Is there a doc out there for Migrating from Blazor Server 6.0 to Blazor WASM 7.0?
Hi Steve. Great question. I don’t think we’ve formally documented how to switch between Blazor Server and Blazor WebAssembly, but it should be reasonably straightforward. You can create a new Blazor WebAssembly app to see the key pieces needed to setup the app. You can also start by moving your Blazor components out of the Blazor Server project into a Razor Class Library so that they can be reused with any Blazor hosting model. You’ll need to check your component implementations to make sure that they aren’t implemented in a way that is coupled to the server environment. With a Blazor WebAssembly app, any interactions with the server will need to happen over the network. You can often abstract away these interactions with a service interface that you make available through dependency injection. I hope this helps!

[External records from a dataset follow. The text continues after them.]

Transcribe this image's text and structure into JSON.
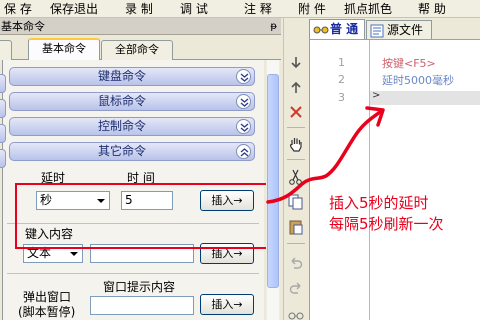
{
  "menubar": {
    "items": [
      "保 存",
      "保存退出",
      "录 制",
      "调 试",
      "注 释",
      "附 件",
      "抓点抓色",
      "帮 助"
    ]
  },
  "left_panel": {
    "title": "基本命令",
    "pin": "ᵽ",
    "tabs": [
      {
        "label": "",
        "active": false
      },
      {
        "label": "基本命令",
        "active": true
      },
      {
        "label": "全部命令",
        "active": false
      }
    ],
    "groups": [
      {
        "label": "键盘命令",
        "expanded": false
      },
      {
        "label": "鼠标命令",
        "expanded": false
      },
      {
        "label": "控制命令",
        "expanded": false
      },
      {
        "label": "其它命令",
        "expanded": true
      }
    ],
    "delay": {
      "label_delay": "延时",
      "label_time": "时 间",
      "unit_value": "秒",
      "time_value": "5",
      "insert_label": "插入→"
    },
    "key_input": {
      "label": "键入内容",
      "mode_value": "文本",
      "text_value": "",
      "insert_label": "插入→"
    },
    "popup": {
      "label_line1": "弹出窗口",
      "label_line2": "(脚本暂停)",
      "hint_label": "窗口提示内容",
      "insert_label": "插入→"
    }
  },
  "editor": {
    "tabs": [
      {
        "label": "普 通",
        "active": true,
        "icon": "glasses-icon"
      },
      {
        "label": "源文件",
        "active": false,
        "icon": "document-icon"
      }
    ],
    "lines": [
      {
        "num": "1",
        "text": "按键<F5>",
        "color": "#d05f6a"
      },
      {
        "num": "2",
        "text": "延时5000毫秒",
        "color": "#6a86c8"
      },
      {
        "num": "3",
        "text": "",
        "color": "#000000"
      }
    ]
  },
  "annotation": {
    "line1": "插入5秒的延时",
    "line2": "每隔5秒刷新一次",
    "color": "#e8001c"
  }
}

Right now, I’m trying to switch to Server to Wasm in .net core 6.
Am getting the following error now:
Severity Code Description Project File Line Suppression State
Error NETSDK1082 There was no runtime pack for Microsoft.AspNetCore.App available for the specified RuntimeIdentifier ‘browser-wasm’. Internal.App C:\Program Files\dotnet\sdk\6.0.403\Sdks\Microsoft.NET.Sdk\targets\Microsoft.NET.Sdk.FrameworkReferenceResolution.targets 430
We have this app using a minimal Api already, so that shouldn’t be an issue. I did create a regular WASM app and I think I have everything about the same between the 2 solutions, but I still get that error above?
Hi Steve. Check your Blazor WebAssembly project file and make sure the SDK is set to Microsoft.NET.Sdk.BlazorWebAssembly instead of Microsoft.NET.Sdk.Web.
p>Here is what my project file look like:
<PackageReference Include=”FluentValidation” Version=”11.4.0″ />
<PackageReference Include=”LMCU.APSComponents” Version=”1.1.8″ />
<PackageReference Include=”Microsoft.AspNetCore.Components.WebAssembly” Version=”6.0.11″ />
<PackageReference Include=”Microsoft.AspNetCore.Components.WebAssembly.DevServer” Version=”6.0.11″ />
<PackageReference Include=”MudBlazor” Version=”6.0.10″ />
<PackageReference Include=”Serilog.Settings.Configuration” Version=”3.4.0″ />
<PackageReference Include=”Serilog.Sinks.File” Version=”5.0.0″ />
<PackageReference Include=”System.Configuration.ConfigurationManager” Version=”7.0.0″ />
<ProjectReference Include=”..\Internal.Bll\Internal.Bll.csproj” />
<ProjectReference Include=”..\Internal.Domain\Internal.Domain.csproj” />
<ProjectReference Include=”..\Internal.Utils\Internal.Utils.csproj” />
and still get this error: There was no runtime pack for Microsoft.AspNetCore.App available for the specified RuntimeIdentifier ‘browser-wasm
I have things compiling, but now there is a blank page!
Can you use Windows AD with Blazor WASM?
I would like to see something done about the fact that if the Windows account name is mixed with Japanese, the characters are garbled when accessing the temporary file at the time of asp.net issuance and cannot be issued. (deepl translation, Japanese to English)
Thank you for sharing this feedback! To ensure this issue is tracked appropriately, please create a GitHub issue with detailed steps on how to reproduce the issue: https://github.com/dotnet/aspnetcore/issues/new.
We have reported the problem at the link above, please check it out.